Time savings are particularly important in the health care setting, where contractors often have little time to complete their work without disrupting the operation of the hospital, shutting down activities or generating income, in addition Of inconveniencing patients or hospital staff.
Easy problem solving - Fixing setbacks is easier in a wireless solution, as there are no cut cables, bad connections or cables committed to pulling the communications network. This results in significant time savings when troubleshooting and repairing faulty wiring hidden behind the walls. Unlike wireline solutions, wireless applications operate with a wireless mesh network that offers multiple data paths to keep the system running reliably.
In addition, it is easier and less expensive to relocate devices to improve detection and control, even after a project is completed. During the design phase of buildings, it is almost impossible to know exactly where sensors should be placed in a specific area of the hospital, room or office because the designer does not always know where the equipment will be placed.
For example, the efficiency of an HVAC sensor or thermostat can be affected if it is placed near a patient monitor, photocopier or other equipment that generates heat. This can cause the room to be cooled too much, which affects the comfort of the occupants and wastes energy.
There may be an operational or aesthetic reason why the equipment can not be moved. However, moving the sensors is easy and economical because its position is not limited by cables. The true flexibility and cost-effectiveness of a wireless solution is revealed when hospital rooms, departments or entire floors are reconfigured or remodeled, since sensors and controllers can be easily moved at minimal cost.
Lifecycle Savings - Wireless solutions significantly reduce the cost of the building project in both new and existing structures. The cost of design and engineering takes less time, the installation is done quickly and smoothly, contributing to the realization of projects on time and within the budget. The main steps in the rewiring process can be completely eliminated. For example, there is seldom a need to perform a site inspection prior to installation in most buildings.
Material and labor costs are reduced because the process of establishing a BAS communications link is dramatically simplified. Designers are not "wired" when it comes to placing zone sensors and other system components. Sensors and user interface devices can be placed in the right place from a systems efficiency perspective - on columns, walls or any other place where the real conditions in the hospital can be detected.
Building automation devices often need to be moved throughout the building's lifecycle, a process that is much easier and faster with a wireless solution, because it is much faster to reconfigure an unchanged communications network The operation of the hospital.
Finally, BAS wireless networks contribute to the energy-efficient life cycle and cost savings of the building, allowing operators to place sensors and other devices where they will have a greater impact for the organization.

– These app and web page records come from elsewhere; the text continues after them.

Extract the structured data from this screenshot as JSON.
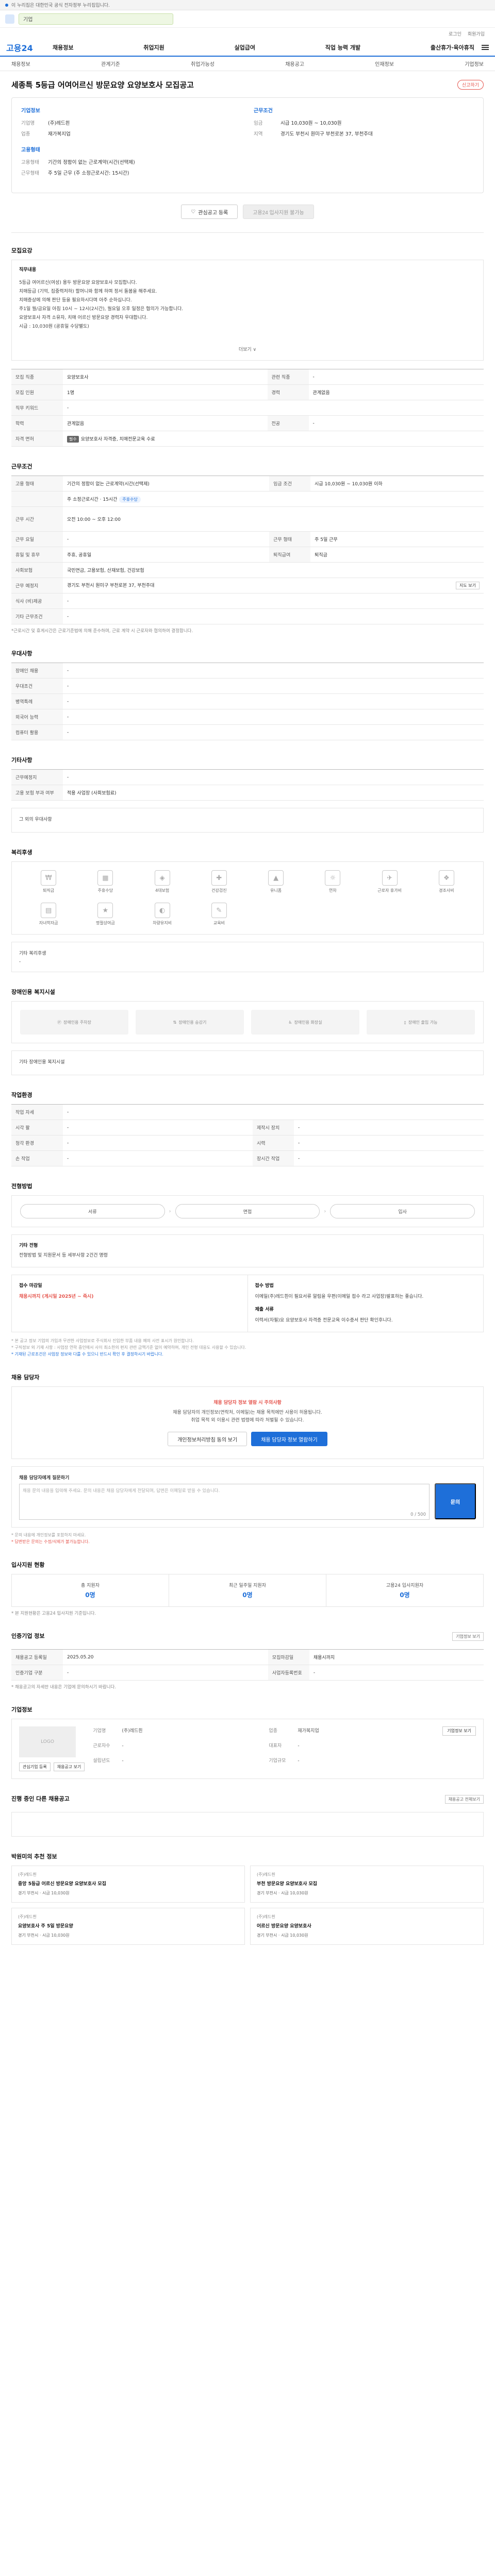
{
  "topbar": {
    "notice": "이 누리집은 대한민국 공식 전자정부 누리집입니다."
  },
  "search": {
    "value": "기업"
  },
  "util": {
    "links": [
      "로그인",
      "회원가입"
    ]
  },
  "gnb": {
    "logo": "고용24",
    "items": [
      "채용정보",
      "취업지원",
      "실업급여",
      "직업 능력 개발",
      "출산휴가·육아휴직"
    ]
  },
  "snb": {
    "items": [
      "채용정보",
      "관계기준",
      "취업가능성",
      "채용공고",
      "인재정보",
      "기업정보"
    ]
  },
  "job": {
    "title": "세종특 5등급 어여어르신 방문요양 요양보호사 모집공고",
    "report_label": "신고하기",
    "company_heading": "기업정보",
    "company": [
      {
        "k": "기업명",
        "v": "(주)레드흰"
      },
      {
        "k": "업종",
        "v": "재가복지업"
      }
    ],
    "manager_heading": "고용형태",
    "manager": [
      {
        "k": "고용형태",
        "v": "기간의 정함이 없는 근로계약(시간(선택제)"
      },
      {
        "k": "근무형태",
        "v": "주 5일 근무 (주 소정근로시간: 15시간)"
      }
    ],
    "cond_heading": "근무조건",
    "cond": [
      {
        "k": "임금",
        "v": "시급 10,030원 ~ 10,030원"
      },
      {
        "k": "지역",
        "v": "경기도 부천시 원미구 부천로본 37, 부천주대"
      }
    ],
    "btn_scrap": "관심공고 등록",
    "btn_apply": "고용24 입사지원 불가능"
  },
  "sections": {
    "recruit": "모집요강",
    "condition": "근무조건",
    "preference": "우대사항",
    "other": "기타사항",
    "welfare": "복리후생",
    "disabled": "장애인용 복지시설",
    "workplace": "작업환경",
    "process": "전형방법",
    "manager": "채용 담당자",
    "status": "입사지원 현황",
    "jobinfo": "인증기업 정보",
    "company": "기업정보",
    "recent": "진행 중인 다른 채용공고",
    "recommend": "박원미의 추천 정보"
  },
  "recruit": {
    "sub": "직무내용",
    "lines": [
      "5등급 여어르신(여성) 용두 방문요양 요양보호사 모집합니다.",
      "치매등급 (기억, 집중력저하) 할머니와 함께 하며 정서 돌봄을 해주세요.",
      "치매증상에 의해 판단 등을 필요하시다며 아주 순하십니다.",
      "주1일 월/금요일 아침 10시 ~ 12시(2시간), 월요일 오후 일정은 협의가 가능합니다.",
      "요양보호사 자격 소유자, 치매 어르신 방문요양 경력자 우대합니다.",
      "시급 : 10,030원 (공휴일 수당별도)"
    ],
    "more": "더보기 ∨"
  },
  "recruit_table": [
    {
      "k1": "모집 직종",
      "v1": "요양보호사",
      "k2": "관련 직종",
      "v2": "-"
    },
    {
      "k1": "모집 인원",
      "v1": "1명",
      "k2": "경력",
      "v2": "관계없음"
    },
    {
      "k1": "직무 키워드",
      "v1": "-",
      "k2": "",
      "v2": ""
    },
    {
      "k1": "학력",
      "v1": "관계없음",
      "k2": "전공",
      "v2": "-"
    },
    {
      "k1": "자격 면허",
      "v1": "요양보호사 자격증, 치매전문교육 수료",
      "k2": "",
      "v2": ""
    }
  ],
  "condition_table": {
    "employ_type": "기간의 정함이 없는 근로계약(시간(선택제)",
    "wage": "시급 10,030원 ~ 10,030원 이하",
    "wage_tag": "주휴수당",
    "wage_note": "주 소정근로시간 · 15시간",
    "time": "오전 10:00 ~ 오후 12:00",
    "workdays": "주 5일 근무",
    "holiday": "주휴, 공휴일",
    "insurance": "국민연금, 고용보험, 산재보험, 건강보험",
    "retire": "퇴직금",
    "location": "경기도 부천시 원미구 부천로본 37, 부천주대",
    "map_btn": "지도 보기",
    "meal": "-",
    "notice": "*근로시간 및 휴게시간은 근로기준법에 의해 준수하며, 근로 계약 시 근로자와 협의하여 결정합니다."
  },
  "condition_labels": [
    "고용 형태",
    "임금 조건",
    "근무 시간",
    "근무 요일",
    "휴일 및 휴무",
    "사회보험",
    "퇴직급여",
    "근무 예정지",
    "식사 (비)제공",
    "기타 근무조건"
  ],
  "preference_labels": [
    "장애인 채용",
    "우대조건",
    "병역특례",
    "외국어 능력",
    "컴퓨터 활용"
  ],
  "preference_values": [
    "-",
    "-",
    "-",
    "-",
    "-"
  ],
  "other_table": [
    {
      "k": "근무예정지",
      "v": "-"
    },
    {
      "k": "고용 보험 부과 여부",
      "v": "적용 사업장 (사회보험료)"
    }
  ],
  "other_extra": "그 외의 우대사항",
  "welfare_icons": [
    "퇴직금",
    "주휴수당",
    "4대보험",
    "건강검진",
    "유니폼",
    "연차",
    "근로자 휴가비",
    "경조사비",
    "자녀학자금",
    "명절상여금",
    "차량유지비",
    "교육비"
  ],
  "welfare_extra": "기타 복리후생",
  "welfare_extra_value": "-",
  "disabled_items": [
    "장애인용 주차장",
    "장애인용 승강기",
    "장애인용 화장실",
    "장애인 출입 가능"
  ],
  "disabled_extra": "기타 장애인용 복지시설",
  "workplace_table": [
    {
      "k1": "작업 자세",
      "v1": "-",
      "k2": "",
      "v2": ""
    },
    {
      "k1": "시각 팔",
      "v1": "-",
      "k2": "제작시 장치",
      "v2": "-"
    },
    {
      "k1": "청각 환경",
      "v1": "-",
      "k2": "시력",
      "v2": "-"
    },
    {
      "k1": "손 작업",
      "v1": "-",
      "k2": "장시간 작업",
      "v2": "-"
    }
  ],
  "process_steps": [
    "서류",
    "면접",
    "입사"
  ],
  "process_sub": "기타 전형",
  "process_note": "전형방법 및 지원문서 등 세부사항 2건건 명령",
  "apply": {
    "deadline_lbl": "접수 마감일",
    "deadline": "채용시까지 (게시일 2025년 ~ 즉시)",
    "method_lbl": "접수 방법",
    "method": "이메일(주)레드흰이 필요서류 알림을 우편(이메일 접수 라고 사업장)발표하는 좋습니다.",
    "doc_lbl": "제출 서류",
    "doc": "이력서(자필)요 요양보호사 자격증 전문교육 이수증서 판단 확인후니다."
  },
  "apply_notes": [
    "* 본 공고 정보 기업의 가입과 무관한 사업정보로 주식회사 진입한 부품 내용 예의 사전 표시가 원인합니다.",
    "* 구직정보 외 기재 사항 : 사업장 연락 중인에서 사이 최소한의 편지 관련 금액기준 없이 예약하며, 개인 전형 대응도 사용할 수 있습니다.",
    "* 기재된 근로조건은 사업장 정보와 다를 수 있으니 반드시 확인 후 결정하시기 바랍니다."
  ],
  "manager": {
    "title": "채용 담당자 정보 열람 시 주의사항",
    "desc1": "채용 담당자의 개인정보(연락처, 이메일)는 채용 목적에만 사용이 허용됩니다.",
    "desc2": "취업 목적 외 이용시 관련 법령에 따라 처벌될 수 있습니다.",
    "btn1": "개인정보처리방침 동의 보기",
    "btn2": "채용 담당자 정보 열람하기"
  },
  "inquiry": {
    "label": "채용 담당자에게 질문하기",
    "placeholder": "채용 문의 내용을 입력해 주세요. 문의 내용은 채용 담당자에게 전달되며, 답변은 이메일로 받을 수 있습니다.",
    "count": "0 / 500",
    "btn": "문의",
    "notes": [
      "* 문의 내용에 개인정보를 포함하지 마세요.",
      "* 답변받은 문의는 수정/삭제가 불가능합니다."
    ]
  },
  "status": [
    {
      "lbl": "총 지원자",
      "num": "0명"
    },
    {
      "lbl": "최근 일주일 지원자",
      "num": "0명"
    },
    {
      "lbl": "고용24 입사지원자",
      "num": "0명"
    }
  ],
  "status_note": "* 본 지원현황은 고용24 입사지원 기준입니다.",
  "jobinfo_btn": "기업정보 보기",
  "jobinfo_rows": [
    {
      "k1": "채용공고 등록일",
      "v1": "2025.05.20",
      "k2": "모집마감일",
      "v2": "채용시까지"
    },
    {
      "k1": "인증기업 구분",
      "v1": "-",
      "k2": "사업자등록번호",
      "v2": "-"
    }
  ],
  "jobinfo_note": "* 채용공고의 자세한 내용은 기업에 문의하시기 바랍니다.",
  "company": {
    "logo": "LOGO",
    "rows": [
      {
        "k": "기업명",
        "v": "(주)레드흰"
      },
      {
        "k": "업종",
        "v": "재가복지업"
      },
      {
        "k": "근로자수",
        "v": "-"
      },
      {
        "k": "대표자",
        "v": "-"
      },
      {
        "k": "설립년도",
        "v": "-"
      },
      {
        "k": "기업규모",
        "v": "-"
      }
    ],
    "btn": "기업정보 보기",
    "small": [
      "관심기업 등록",
      "채용공고 보기"
    ]
  },
  "recent_link": "채용공고 전체보기",
  "recommend": [
    {
      "co": "(주)레드흰",
      "title": "중앙 5등급 어르신 방문요양 요양보호사 모집",
      "meta": "경기 부천시 · 시급 10,030원"
    },
    {
      "co": "(주)레드흰",
      "title": "부천 방문요양 요양보호사 모집",
      "meta": "경기 부천시 · 시급 10,030원"
    },
    {
      "co": "(주)레드흰",
      "title": "요양보호사 주 5일 방문요양",
      "meta": "경기 부천시 · 시급 10,030원"
    },
    {
      "co": "(주)레드흰",
      "title": "어르신 방문요양 요양보호사",
      "meta": "경기 부천시 · 시급 10,030원"
    }
  ]
}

The rapid growth in the use of wireless technology in the health care environment combined with significant improvements in performance and reliability have made it the ideal time for healthcare organizations to consider the benefits of implementing a solution Wireless for new buildings and existing buildings.
In this way, by automating health-care buildings with wireless solutions, hospital managers and their facility management teams can do a better job of improving comfort, reducing energy consumption and operating costs, reducing their environmental footprint And create a positive environment for the care of patients, staff and visitors.
* Jaime Jiménez is Vice President of the HVAC & Transport sector of Ingersoll Rand in Mexico in charge of the companies Thermo King and Trane.